A Magistrate Judge can, and often does, go from deciding where children will live in a family law case in the morning to deciding who will go to jail in a criminal case in the afternoon.  From presiding over an adoption one day to terminating parental rights the next.  From deciding if someone was actually speeding to deciding if there is probably cause to bind a defendant over to the District Court on a First Degree Murder charge which may carry the death penalty, to deciding who gets to inherit millions of dollars in an estate.  They literally have to know it all.

And they have to know it all the time.  A Magistrate Judge will usually be assigned “on call” duties, which means they review all the requests for warrants and new felony criminal complaints and also arraign defendants on new criminal charges.  And they do this on top of their regular calendar of cases during the day.  And when “on call,” they have to be available in the middle of the night for warrants for blood draws and search warrants, etc. and also be available on weekends to review new cases and determine bond amounts.  If they are a judge in a one judge county they have these duties 24/7/356.  If they are a judge in a multi-judge county they usually rotate these duties.

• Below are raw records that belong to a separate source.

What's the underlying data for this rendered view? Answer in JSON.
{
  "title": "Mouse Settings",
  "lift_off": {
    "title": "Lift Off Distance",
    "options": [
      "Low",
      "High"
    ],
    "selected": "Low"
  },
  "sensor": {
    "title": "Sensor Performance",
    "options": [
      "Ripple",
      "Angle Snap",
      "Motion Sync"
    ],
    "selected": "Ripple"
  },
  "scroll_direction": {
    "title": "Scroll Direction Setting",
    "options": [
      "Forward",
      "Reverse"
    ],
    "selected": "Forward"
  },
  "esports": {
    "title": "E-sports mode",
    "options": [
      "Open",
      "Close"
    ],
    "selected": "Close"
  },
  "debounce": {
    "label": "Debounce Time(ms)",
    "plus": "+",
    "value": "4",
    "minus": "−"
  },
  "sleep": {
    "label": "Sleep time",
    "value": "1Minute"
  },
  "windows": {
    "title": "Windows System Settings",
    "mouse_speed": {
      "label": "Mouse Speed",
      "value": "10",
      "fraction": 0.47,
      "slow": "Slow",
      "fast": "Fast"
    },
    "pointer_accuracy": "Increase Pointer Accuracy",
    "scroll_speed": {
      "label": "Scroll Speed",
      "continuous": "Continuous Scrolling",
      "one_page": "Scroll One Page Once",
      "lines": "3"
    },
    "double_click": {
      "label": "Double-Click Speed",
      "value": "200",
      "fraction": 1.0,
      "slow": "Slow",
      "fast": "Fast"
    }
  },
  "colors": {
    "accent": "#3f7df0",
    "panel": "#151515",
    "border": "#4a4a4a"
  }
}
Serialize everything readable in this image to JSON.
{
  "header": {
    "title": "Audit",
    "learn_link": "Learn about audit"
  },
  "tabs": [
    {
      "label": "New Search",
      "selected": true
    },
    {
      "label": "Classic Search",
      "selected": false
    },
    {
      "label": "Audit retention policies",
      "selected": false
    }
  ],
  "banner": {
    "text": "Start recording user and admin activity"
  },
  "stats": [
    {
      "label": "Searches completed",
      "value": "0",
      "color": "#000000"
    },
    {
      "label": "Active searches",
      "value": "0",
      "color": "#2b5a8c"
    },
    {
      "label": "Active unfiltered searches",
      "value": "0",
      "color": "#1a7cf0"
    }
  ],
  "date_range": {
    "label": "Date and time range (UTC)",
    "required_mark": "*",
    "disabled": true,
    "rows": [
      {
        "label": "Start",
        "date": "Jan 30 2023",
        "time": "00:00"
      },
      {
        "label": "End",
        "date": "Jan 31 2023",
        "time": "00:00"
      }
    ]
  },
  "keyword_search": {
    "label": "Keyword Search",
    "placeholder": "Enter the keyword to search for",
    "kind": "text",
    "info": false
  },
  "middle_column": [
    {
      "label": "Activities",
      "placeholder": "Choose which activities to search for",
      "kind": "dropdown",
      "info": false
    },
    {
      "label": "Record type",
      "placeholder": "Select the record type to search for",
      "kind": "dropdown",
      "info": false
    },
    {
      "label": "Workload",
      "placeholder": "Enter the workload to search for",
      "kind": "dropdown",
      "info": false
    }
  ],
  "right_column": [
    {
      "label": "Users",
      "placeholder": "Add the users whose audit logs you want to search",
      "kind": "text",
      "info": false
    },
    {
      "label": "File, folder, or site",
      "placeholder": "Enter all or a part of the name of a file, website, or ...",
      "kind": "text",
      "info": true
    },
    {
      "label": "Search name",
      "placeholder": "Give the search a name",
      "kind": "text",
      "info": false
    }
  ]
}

Magistrate Judges are the first line of defense against “the sea of troubles” citizens find themselves in, whether by their own doing or not.


So one can see that “to be or not to be” is not really the question, it is the answer. For if a person is asking themselves whether they want to be a Magistrate Judge or not, the answer is more than likely “…not to be.” For the vast majority of Magistrate Judges, if not all of them, there really was no question of whether they wanted to be a Magistrate Judge, they already knew that. They apply because they know that is what they want to do and they serve because they love the job and they want to give back to the community that they live in.

That is the answer.

Judge Scott E. Axline has been a magistrate judge in Bannock County, Idaho since January 4, 2013. He covers cases in the Sixth Judicial District and has also been appointed by the Idaho Supreme Court to hear cases in the Seventh Judicial District. He and his wife, Jackie, have four children and 11 1/2 grandchildren.